= Goal of the exercise =
Every record must be copied exactly.

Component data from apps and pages
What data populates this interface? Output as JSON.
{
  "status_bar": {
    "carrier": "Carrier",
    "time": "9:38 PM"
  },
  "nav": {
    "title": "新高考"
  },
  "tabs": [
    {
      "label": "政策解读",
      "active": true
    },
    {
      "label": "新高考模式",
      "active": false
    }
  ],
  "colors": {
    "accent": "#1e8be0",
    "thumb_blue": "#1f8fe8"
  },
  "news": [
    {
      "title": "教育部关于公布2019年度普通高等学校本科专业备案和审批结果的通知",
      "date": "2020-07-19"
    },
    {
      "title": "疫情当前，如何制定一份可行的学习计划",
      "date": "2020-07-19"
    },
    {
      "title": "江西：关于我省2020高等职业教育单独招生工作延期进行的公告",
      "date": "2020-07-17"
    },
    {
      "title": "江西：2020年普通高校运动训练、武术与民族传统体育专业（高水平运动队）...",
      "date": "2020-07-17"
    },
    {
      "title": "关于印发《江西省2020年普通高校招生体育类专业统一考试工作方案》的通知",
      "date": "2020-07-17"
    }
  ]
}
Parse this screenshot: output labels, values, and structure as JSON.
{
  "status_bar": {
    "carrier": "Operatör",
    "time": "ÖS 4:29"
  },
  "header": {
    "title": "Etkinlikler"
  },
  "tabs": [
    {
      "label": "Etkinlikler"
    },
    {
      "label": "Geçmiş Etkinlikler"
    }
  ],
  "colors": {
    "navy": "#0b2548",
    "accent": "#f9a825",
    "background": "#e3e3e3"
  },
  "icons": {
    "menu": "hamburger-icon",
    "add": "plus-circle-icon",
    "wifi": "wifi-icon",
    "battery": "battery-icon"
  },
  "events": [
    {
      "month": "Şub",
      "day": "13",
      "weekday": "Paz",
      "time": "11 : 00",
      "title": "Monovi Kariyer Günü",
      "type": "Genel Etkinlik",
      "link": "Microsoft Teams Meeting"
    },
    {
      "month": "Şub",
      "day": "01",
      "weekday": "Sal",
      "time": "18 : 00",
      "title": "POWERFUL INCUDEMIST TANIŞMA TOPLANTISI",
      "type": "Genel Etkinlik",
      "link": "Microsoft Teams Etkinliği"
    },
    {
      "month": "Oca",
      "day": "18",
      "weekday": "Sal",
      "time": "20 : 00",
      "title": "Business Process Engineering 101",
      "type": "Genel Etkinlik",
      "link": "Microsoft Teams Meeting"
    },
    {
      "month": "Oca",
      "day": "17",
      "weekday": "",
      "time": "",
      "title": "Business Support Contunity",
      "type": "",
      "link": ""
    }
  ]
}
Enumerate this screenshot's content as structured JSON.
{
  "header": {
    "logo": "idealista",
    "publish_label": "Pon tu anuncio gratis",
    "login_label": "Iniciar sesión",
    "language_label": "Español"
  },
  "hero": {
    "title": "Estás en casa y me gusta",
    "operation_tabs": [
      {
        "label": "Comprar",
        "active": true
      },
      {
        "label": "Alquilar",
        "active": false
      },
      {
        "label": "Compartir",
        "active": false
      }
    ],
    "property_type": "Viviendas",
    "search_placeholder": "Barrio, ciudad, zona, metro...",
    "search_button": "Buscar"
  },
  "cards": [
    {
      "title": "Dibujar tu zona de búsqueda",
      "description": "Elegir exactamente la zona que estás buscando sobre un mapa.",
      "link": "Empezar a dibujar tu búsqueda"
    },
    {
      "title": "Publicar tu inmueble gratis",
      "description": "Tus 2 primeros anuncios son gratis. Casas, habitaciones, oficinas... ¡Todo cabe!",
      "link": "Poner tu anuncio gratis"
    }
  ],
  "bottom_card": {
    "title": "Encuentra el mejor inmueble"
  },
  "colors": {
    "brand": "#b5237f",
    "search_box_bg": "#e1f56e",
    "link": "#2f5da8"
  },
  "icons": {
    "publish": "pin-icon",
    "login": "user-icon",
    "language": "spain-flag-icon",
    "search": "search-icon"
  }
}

= Answer area =
What data populates this interface? Output as JSON.
{
  "status_bar": {
    "carrier": "Carrier",
    "time": "9:38 PM"
  },
  "nav": {
    "title": "新高考"
  },
  "tabs": [
    {
      "label": "政策解读",
      "active": true
    },
    {
      "label": "新高考模式",
      "active": false
    }
  ],
  "colors": {
    "accent": "#1e8be0",
    "thumb_blue": "#1f8fe8"
  },
  "news": [
    {
      "title": "教育部关于公布2019年度普通高等学校本科专业备案和审批结果的通知",
      "date": "2020-07-19"
    },
    {
      "title": "疫情当前，如何制定一份可行的学习计划",
      "date": "2020-07-19"
    },
    {
      "title": "江西：关于我省2020高等职业教育单独招生工作延期进行的公告",
      "date": "2020-07-17"
    },
    {
      "title": "江西：2020年普通高校运动训练、武术与民族传统体育专业（高水平运动队）...",
      "date": "2020-07-17"
    },
    {
      "title": "关于印发《江西省2020年普通高校招生体育类专业统一考试工作方案》的通知",
      "date": "2020-07-17"
    }
  ]
}
Parse this screenshot: output labels, values, and structure as JSON.
{
  "status_bar": {
    "carrier": "Operatör",
    "time": "ÖS 4:29"
  },
  "header": {
    "title": "Etkinlikler"
  },
  "tabs": [
    {
      "label": "Etkinlikler"
    },
    {
      "label": "Geçmiş Etkinlikler"
    }
  ],
  "colors": {
    "navy": "#0b2548",
    "accent": "#f9a825",
    "background": "#e3e3e3"
  },
  "icons": {
    "menu": "hamburger-icon",
    "add": "plus-circle-icon",
    "wifi": "wifi-icon",
    "battery": "battery-icon"
  },
  "events": [
    {
      "month": "Şub",
      "day": "13",
      "weekday": "Paz",
      "time": "11 : 00",
      "title": "Monovi Kariyer Günü",
      "type": "Genel Etkinlik",
      "link": "Microsoft Teams Meeting"
    },
    {
      "month": "Şub",
      "day": "01",
      "weekday": "Sal",
      "time": "18 : 00",
      "title": "POWERFUL INCUDEMIST TANIŞMA TOPLANTISI",
      "type": "Genel Etkinlik",
      "link": "Microsoft Teams Etkinliği"
    },
    {
      "month": "Oca",
      "day": "18",
      "weekday": "Sal",
      "time": "20 : 00",
      "title": "Business Process Engineering 101",
      "type": "Genel Etkinlik",
      "link": "Microsoft Teams Meeting"
    },
    {
      "month": "Oca",
      "day": "17",
      "weekday": "",
      "time": "",
      "title": "Business Support Contunity",
      "type": "",
      "link": ""
    }
  ]
}
Enumerate this screenshot's content as structured JSON.
{
  "header": {
    "logo": "idealista",
    "publish_label": "Pon tu anuncio gratis",
    "login_label": "Iniciar sesión",
    "language_label": "Español"
  },
  "hero": {
    "title": "Estás en casa y me gusta",
    "operation_tabs": [
      {
        "label": "Comprar",
        "active": true
      },
      {
        "label": "Alquilar",
        "active": false
      },
      {
        "label": "Compartir",
        "active": false
      }
    ],
    "property_type": "Viviendas",
    "search_placeholder": "Barrio, ciudad, zona, metro...",
    "search_button": "Buscar"
  },
  "cards": [
    {
      "title": "Dibujar tu zona de búsqueda",
      "description": "Elegir exactamente la zona que estás buscando sobre un mapa.",
      "link": "Empezar a dibujar tu búsqueda"
    },
    {
      "title": "Publicar tu inmueble gratis",
      "description": "Tus 2 primeros anuncios son gratis. Casas, habitaciones, oficinas... ¡Todo cabe!",
      "link": "Poner tu anuncio gratis"
    }
  ],
  "bottom_card": {
    "title": "Encuentra el mejor inmueble"
  },
  "colors": {
    "brand": "#b5237f",
    "search_box_bg": "#e1f56e",
    "link": "#2f5da8"
  },
  "icons": {
    "publish": "pin-icon",
    "login": "user-icon",
    "language": "spain-flag-icon",
    "search": "search-icon"
  }
}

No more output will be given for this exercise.